Mesirus nefesh. It’s a concept that is difficult to understand in our generation of instant gratification. I believe that today’s flourishing Torah communities are a direct outgrowth of the previous generation’s mesirus nefesh for Yiddishkeit. Today, the choices are far more subtle, yet they, too, will have a profound influence on future generations.
When Surie Minzer was wrenched away from her beloved family in Yowosna and taken to the Hannesdorf Slave Labor Camp in
she found herself on a different planet. In one cruel moment, she was torn away
from everything dear to her and turned into a nameless slave, working for the
good of the German war effort. Czechoslovakia
She was lucky, however -- the Germans allowed her to bring along a few belongings: a siddur, a diary, some clothes. She also knew that she still had a family, and that they loved her dearly. Most important of all, she had inherited a strong and solid belief in Hashem. She knew that even in that hell on earth, He was with her, and that no matter what happened, He would never leave her. That knowledge gave her the strength to survive.
Surie was the youngest of a large Chassidishe family. Some of her brothers and sisters were already married, and she adored them as they adored her. Now, however, she could only dream of seeing them, and express her dreams twice a month in a carefully worded postcard.
As Pesach drew near, Surie wondered how she could survive eight days without her daily slice of bread. In carefully couched terms, she wrote to her father, who was interned in the Sasnowitz ghetto, asking for his advice in how to obtain food that was not chametz.
Surie’s father wrote that her mitzvah was to survive, and if that meant that she would have to eat chametz, then it was a mitzvah to eat the chametz.

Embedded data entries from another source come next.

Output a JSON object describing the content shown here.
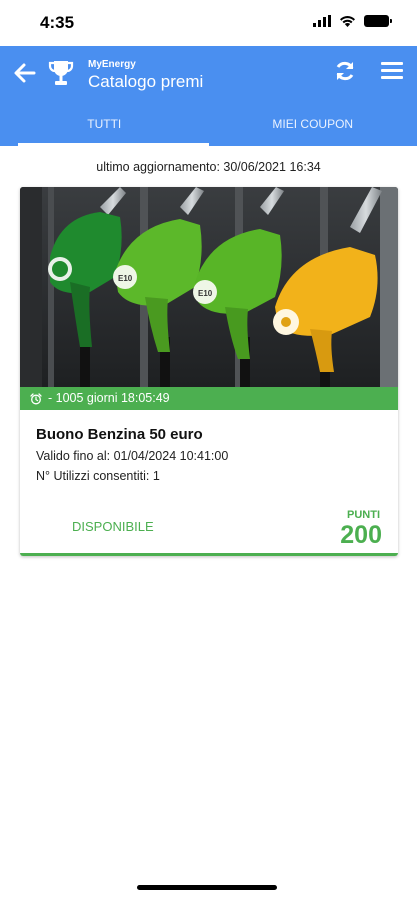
{
  "status_bar": {
    "time": "4:35"
  },
  "header": {
    "app_name": "MyEnergy",
    "title": "Catalogo premi"
  },
  "tabs": [
    {
      "label": "TUTTI",
      "active": true
    },
    {
      "label": "MIEI COUPON",
      "active": false
    }
  ],
  "last_update": "ultimo aggiornamento: 30/06/2021 16:34",
  "coupon": {
    "timer": "- 1005 giorni 18:05:49",
    "title": "Buono Benzina 50 euro",
    "valid_until": "Valido fino al: 01/04/2024 10:41:00",
    "uses": "N° Utilizzi consentiti: 1",
    "status": "DISPONIBILE",
    "points_label": "PUNTI",
    "points_value": "200",
    "nozzle_labels": [
      "E10",
      "E10"
    ]
  },
  "colors": {
    "header_blue": "#4a8ff0",
    "accent_green": "#4caf50"
  }
}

In the present circumstances there was no other choice; she must do everything in her power to remain alive.
Surie, however, felt that she must do whatever she could to refrain from consuming chametz on Pesach. So everyday she smuggled a few turnips under her armpits into the factory where she worked and surreptitiously stuffed them into the hollowed-out bottoms of sewing machines – to be retrieved later, on Pesach.
Surie was secretly thrilled. Although outwardly she remained humble and subservient, she was a rebel, in the midst of a spiritual revolt. No matter what the Nazis would do to tear her away from her heritage, she would defy them and remain a Yid, proud of her royal lineage. She would never surrender her internal dignity.
After several days of stuffing turnips into the machines, Surie arrived at the factory and immediately realized that something was wrong. The commandant was standing outside, holding a turnip in his hand. He was furious.
“Attention!” he screamed.
The girls jumped to attention, awaiting further orders.
“One of you stuffed turnips into the machines and ruined them. Who is trying to sabotage the German war effort?”
No one moved.
“You will remain at attention until the culprit admits her deed,” the commandant barked.
Still, no one moved.
One –- two -– three -- four hours passed. The girls, with only rags to protect them from the elements, were shivering. Many were leaning on their friends for support.
Surie couldn’t take it any longer. She couldn’t watch her friends suffer because of her desire to keep a mitzvah. She wondered when the commandant would begin shooting innocent girls for her act of defiance.
She was just about to admit her deed when she heard another woman call out, “I did it. I stuffed the turnips into the machines.”
“Name?” the commandant barked.
“Laikie March*,” the woman calmly answered. She knew what to expect, and she was prepared.
“Barrack number?” the commandant continued.
“Seven hundred and forty-three.”
“Dismissed. Return to your barracks.”
The girls marched back to the camp. There would be no work that day. The machines were unusable. They assumed there would be an execution that evening.
Surie sidled up to Laikie. “Why did you admit to something you didn’t do?” she asked.
“But I did do it,” Laikie responded.
Unknown to each other, both girls had stuffed turnips into the sewing machines. Both girls had risked their lives for the sake of a mitzvah.
That night, the girls nervously awaited the expected announcement. They had no doubt that the Nazis would torture Laikie and kill her for her act of sabotage. They drank their muddy coffee and lay on their hard wooden boards, tensely waiting for the moment they would be forced out of bed and made to stand at attention in the appelplatz to watch their friend’s death.
But they slept through the night. The following morning, they drank another cup of muddy coffee and were marched back to the sewing factory. The machines had been repaired, and they were able to work again.
It was as if nothing had happened.
Both Surie and Laikie survived the war.
Surie later married her cousin and raised a beautiful Torah family. She has hundreds of descendents, who inherited their mother’s, grandmother’s and great-grandmother’s devotion to Yiddishkeit.
Laike March also survived the war and raised a beautiful Torah family. Her daughter married a prominent Chassidic Rebbe.
They rebelled -- and won.
* a pseudonym
This story is an excerpt Bridging the
Golden Gate by Debbie
Shapiro, published by Israel Book Shop.